• _Brief_: The full listing is to be written out again, unchanged.
____________________
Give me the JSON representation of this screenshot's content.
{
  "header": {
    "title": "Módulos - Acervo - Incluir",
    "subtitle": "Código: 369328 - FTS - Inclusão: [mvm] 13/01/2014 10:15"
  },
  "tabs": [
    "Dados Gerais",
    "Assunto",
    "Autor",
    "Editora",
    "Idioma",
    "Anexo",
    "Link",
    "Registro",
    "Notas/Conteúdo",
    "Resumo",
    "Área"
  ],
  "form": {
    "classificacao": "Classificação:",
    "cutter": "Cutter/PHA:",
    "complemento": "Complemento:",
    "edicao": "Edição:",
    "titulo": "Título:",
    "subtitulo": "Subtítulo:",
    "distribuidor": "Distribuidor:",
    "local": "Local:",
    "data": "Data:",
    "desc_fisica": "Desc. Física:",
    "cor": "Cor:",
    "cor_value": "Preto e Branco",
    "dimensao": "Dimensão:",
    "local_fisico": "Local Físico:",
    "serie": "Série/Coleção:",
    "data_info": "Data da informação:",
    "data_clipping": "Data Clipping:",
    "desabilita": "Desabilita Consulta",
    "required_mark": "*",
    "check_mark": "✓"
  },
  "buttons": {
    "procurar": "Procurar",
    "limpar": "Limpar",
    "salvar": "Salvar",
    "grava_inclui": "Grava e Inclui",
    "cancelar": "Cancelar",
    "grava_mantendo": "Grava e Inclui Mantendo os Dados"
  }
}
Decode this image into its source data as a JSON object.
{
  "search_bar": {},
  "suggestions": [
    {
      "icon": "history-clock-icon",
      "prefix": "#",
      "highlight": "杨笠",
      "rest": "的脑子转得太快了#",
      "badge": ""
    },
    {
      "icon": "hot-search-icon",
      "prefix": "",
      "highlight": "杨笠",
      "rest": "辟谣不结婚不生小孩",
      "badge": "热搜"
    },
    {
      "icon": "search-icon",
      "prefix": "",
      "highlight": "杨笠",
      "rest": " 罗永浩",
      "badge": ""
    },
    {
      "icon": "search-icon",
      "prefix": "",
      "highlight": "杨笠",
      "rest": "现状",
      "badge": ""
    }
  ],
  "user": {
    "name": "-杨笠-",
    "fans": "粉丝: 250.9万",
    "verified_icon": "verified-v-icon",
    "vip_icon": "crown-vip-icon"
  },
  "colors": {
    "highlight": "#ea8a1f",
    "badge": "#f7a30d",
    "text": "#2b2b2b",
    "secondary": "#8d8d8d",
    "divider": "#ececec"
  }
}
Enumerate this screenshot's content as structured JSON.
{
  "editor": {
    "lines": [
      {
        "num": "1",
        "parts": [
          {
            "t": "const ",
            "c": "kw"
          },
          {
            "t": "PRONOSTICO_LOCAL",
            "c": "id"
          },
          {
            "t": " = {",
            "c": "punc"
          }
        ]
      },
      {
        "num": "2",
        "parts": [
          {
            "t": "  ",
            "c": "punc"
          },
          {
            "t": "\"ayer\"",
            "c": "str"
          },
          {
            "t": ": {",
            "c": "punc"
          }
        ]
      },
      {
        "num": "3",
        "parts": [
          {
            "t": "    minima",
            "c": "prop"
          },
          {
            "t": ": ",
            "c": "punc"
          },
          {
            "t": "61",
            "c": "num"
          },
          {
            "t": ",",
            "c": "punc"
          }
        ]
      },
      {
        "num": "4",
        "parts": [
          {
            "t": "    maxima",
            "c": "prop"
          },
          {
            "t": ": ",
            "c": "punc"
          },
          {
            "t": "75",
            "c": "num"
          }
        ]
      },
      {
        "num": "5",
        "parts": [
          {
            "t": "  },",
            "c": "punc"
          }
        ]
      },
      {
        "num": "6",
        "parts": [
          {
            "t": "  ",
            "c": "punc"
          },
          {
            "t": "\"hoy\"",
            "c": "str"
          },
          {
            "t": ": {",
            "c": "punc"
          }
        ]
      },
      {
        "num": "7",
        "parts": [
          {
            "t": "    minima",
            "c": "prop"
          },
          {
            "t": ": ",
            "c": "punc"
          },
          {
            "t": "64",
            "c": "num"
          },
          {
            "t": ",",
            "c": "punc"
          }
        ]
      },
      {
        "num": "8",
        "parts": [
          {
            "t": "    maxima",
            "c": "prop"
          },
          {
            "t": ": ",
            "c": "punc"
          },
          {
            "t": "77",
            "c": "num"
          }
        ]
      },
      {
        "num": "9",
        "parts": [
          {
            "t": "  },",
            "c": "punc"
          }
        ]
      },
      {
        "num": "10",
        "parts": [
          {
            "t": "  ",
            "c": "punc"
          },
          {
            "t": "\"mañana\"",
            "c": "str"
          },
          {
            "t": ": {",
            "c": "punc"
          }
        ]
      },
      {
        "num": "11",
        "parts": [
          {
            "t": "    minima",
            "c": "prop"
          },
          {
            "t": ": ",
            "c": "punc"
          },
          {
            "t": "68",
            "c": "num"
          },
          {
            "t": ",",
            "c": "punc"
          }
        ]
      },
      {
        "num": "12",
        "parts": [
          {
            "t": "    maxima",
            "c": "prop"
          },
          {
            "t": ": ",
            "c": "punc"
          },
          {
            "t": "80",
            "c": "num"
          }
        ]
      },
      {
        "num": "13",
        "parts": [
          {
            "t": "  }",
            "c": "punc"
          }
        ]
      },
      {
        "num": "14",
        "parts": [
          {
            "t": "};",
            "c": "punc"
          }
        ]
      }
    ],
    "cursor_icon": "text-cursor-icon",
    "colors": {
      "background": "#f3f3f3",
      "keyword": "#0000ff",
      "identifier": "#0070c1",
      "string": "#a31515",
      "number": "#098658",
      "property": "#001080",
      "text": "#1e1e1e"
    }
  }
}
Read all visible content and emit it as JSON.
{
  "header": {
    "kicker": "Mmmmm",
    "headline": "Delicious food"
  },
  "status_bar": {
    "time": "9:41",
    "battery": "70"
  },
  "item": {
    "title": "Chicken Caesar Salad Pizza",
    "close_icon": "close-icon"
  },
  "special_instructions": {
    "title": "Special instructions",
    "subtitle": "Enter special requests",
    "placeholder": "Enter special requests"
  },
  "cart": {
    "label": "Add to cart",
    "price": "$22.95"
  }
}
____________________
• _Answer section_:
Give me the JSON representation of this screenshot's content.
{
  "header": {
    "title": "Módulos - Acervo - Incluir",
    "subtitle": "Código: 369328 - FTS - Inclusão: [mvm] 13/01/2014 10:15"
  },
  "tabs": [
    "Dados Gerais",
    "Assunto",
    "Autor",
    "Editora",
    "Idioma",
    "Anexo",
    "Link",
    "Registro",
    "Notas/Conteúdo",
    "Resumo",
    "Área"
  ],
  "form": {
    "classificacao": "Classificação:",
    "cutter": "Cutter/PHA:",
    "complemento": "Complemento:",
    "edicao": "Edição:",
    "titulo": "Título:",
    "subtitulo": "Subtítulo:",
    "distribuidor": "Distribuidor:",
    "local": "Local:",
    "data": "Data:",
    "desc_fisica": "Desc. Física:",
    "cor": "Cor:",
    "cor_value": "Preto e Branco",
    "dimensao": "Dimensão:",
    "local_fisico": "Local Físico:",
    "serie": "Série/Coleção:",
    "data_info": "Data da informação:",
    "data_clipping": "Data Clipping:",
    "desabilita": "Desabilita Consulta",
    "required_mark": "*",
    "check_mark": "✓"
  },
  "buttons": {
    "procurar": "Procurar",
    "limpar": "Limpar",
    "salvar": "Salvar",
    "grava_inclui": "Grava e Inclui",
    "cancelar": "Cancelar",
    "grava_mantendo": "Grava e Inclui Mantendo os Dados"
  }
}
Decode this image into its source data as a JSON object.
{
  "search_bar": {},
  "suggestions": [
    {
      "icon": "history-clock-icon",
      "prefix": "#",
      "highlight": "杨笠",
      "rest": "的脑子转得太快了#",
      "badge": ""
    },
    {
      "icon": "hot-search-icon",
      "prefix": "",
      "highlight": "杨笠",
      "rest": "辟谣不结婚不生小孩",
      "badge": "热搜"
    },
    {
      "icon": "search-icon",
      "prefix": "",
      "highlight": "杨笠",
      "rest": " 罗永浩",
      "badge": ""
    },
    {
      "icon": "search-icon",
      "prefix": "",
      "highlight": "杨笠",
      "rest": "现状",
      "badge": ""
    }
  ],
  "user": {
    "name": "-杨笠-",
    "fans": "粉丝: 250.9万",
    "verified_icon": "verified-v-icon",
    "vip_icon": "crown-vip-icon"
  },
  "colors": {
    "highlight": "#ea8a1f",
    "badge": "#f7a30d",
    "text": "#2b2b2b",
    "secondary": "#8d8d8d",
    "divider": "#ececec"
  }
}
Enumerate this screenshot's content as structured JSON.
{
  "editor": {
    "lines": [
      {
        "num": "1",
        "parts": [
          {
            "t": "const ",
            "c": "kw"
          },
          {
            "t": "PRONOSTICO_LOCAL",
            "c": "id"
          },
          {
            "t": " = {",
            "c": "punc"
          }
        ]
      },
      {
        "num": "2",
        "parts": [
          {
            "t": "  ",
            "c": "punc"
          },
          {
            "t": "\"ayer\"",
            "c": "str"
          },
          {
            "t": ": {",
            "c": "punc"
          }
        ]
      },
      {
        "num": "3",
        "parts": [
          {
            "t": "    minima",
            "c": "prop"
          },
          {
            "t": ": ",
            "c": "punc"
          },
          {
            "t": "61",
            "c": "num"
          },
          {
            "t": ",",
            "c": "punc"
          }
        ]
      },
      {
        "num": "4",
        "parts": [
          {
            "t": "    maxima",
            "c": "prop"
          },
          {
            "t": ": ",
            "c": "punc"
          },
          {
            "t": "75",
            "c": "num"
          }
        ]
      },
      {
        "num": "5",
        "parts": [
          {
            "t": "  },",
            "c": "punc"
          }
        ]
      },
      {
        "num": "6",
        "parts": [
          {
            "t": "  ",
            "c": "punc"
          },
          {
            "t": "\"hoy\"",
            "c": "str"
          },
          {
            "t": ": {",
            "c": "punc"
          }
        ]
      },
      {
        "num": "7",
        "parts": [
          {
            "t": "    minima",
            "c": "prop"
          },
          {
            "t": ": ",
            "c": "punc"
          },
          {
            "t": "64",
            "c": "num"
          },
          {
            "t": ",",
            "c": "punc"
          }
        ]
      },
      {
        "num": "8",
        "parts": [
          {
            "t": "    maxima",
            "c": "prop"
          },
          {
            "t": ": ",
            "c": "punc"
          },
          {
            "t": "77",
            "c": "num"
          }
        ]
      },
      {
        "num": "9",
        "parts": [
          {
            "t": "  },",
            "c": "punc"
          }
        ]
      },
      {
        "num": "10",
        "parts": [
          {
            "t": "  ",
            "c": "punc"
          },
          {
            "t": "\"mañana\"",
            "c": "str"
          },
          {
            "t": ": {",
            "c": "punc"
          }
        ]
      },
      {
        "num": "11",
        "parts": [
          {
            "t": "    minima",
            "c": "prop"
          },
          {
            "t": ": ",
            "c": "punc"
          },
          {
            "t": "68",
            "c": "num"
          },
          {
            "t": ",",
            "c": "punc"
          }
        ]
      },
      {
        "num": "12",
        "parts": [
          {
            "t": "    maxima",
            "c": "prop"
          },
          {
            "t": ": ",
            "c": "punc"
          },
          {
            "t": "80",
            "c": "num"
          }
        ]
      },
      {
        "num": "13",
        "parts": [
          {
            "t": "  }",
            "c": "punc"
          }
        ]
      },
      {
        "num": "14",
        "parts": [
          {
            "t": "};",
            "c": "punc"
          }
        ]
      }
    ],
    "cursor_icon": "text-cursor-icon",
    "colors": {
      "background": "#f3f3f3",
      "keyword": "#0000ff",
      "identifier": "#0070c1",
      "string": "#a31515",
      "number": "#098658",
      "property": "#001080",
      "text": "#1e1e1e"
    }
  }
}
Read all visible content and emit it as JSON.
{
  "header": {
    "kicker": "Mmmmm",
    "headline": "Delicious food"
  },
  "status_bar": {
    "time": "9:41",
    "battery": "70"
  },
  "item": {
    "title": "Chicken Caesar Salad Pizza",
    "close_icon": "close-icon"
  },
  "special_instructions": {
    "title": "Special instructions",
    "subtitle": "Enter special requests",
    "placeholder": "Enter special requests"
  },
  "cart": {
    "label": "Add to cart",
    "price": "$22.95"
  }
}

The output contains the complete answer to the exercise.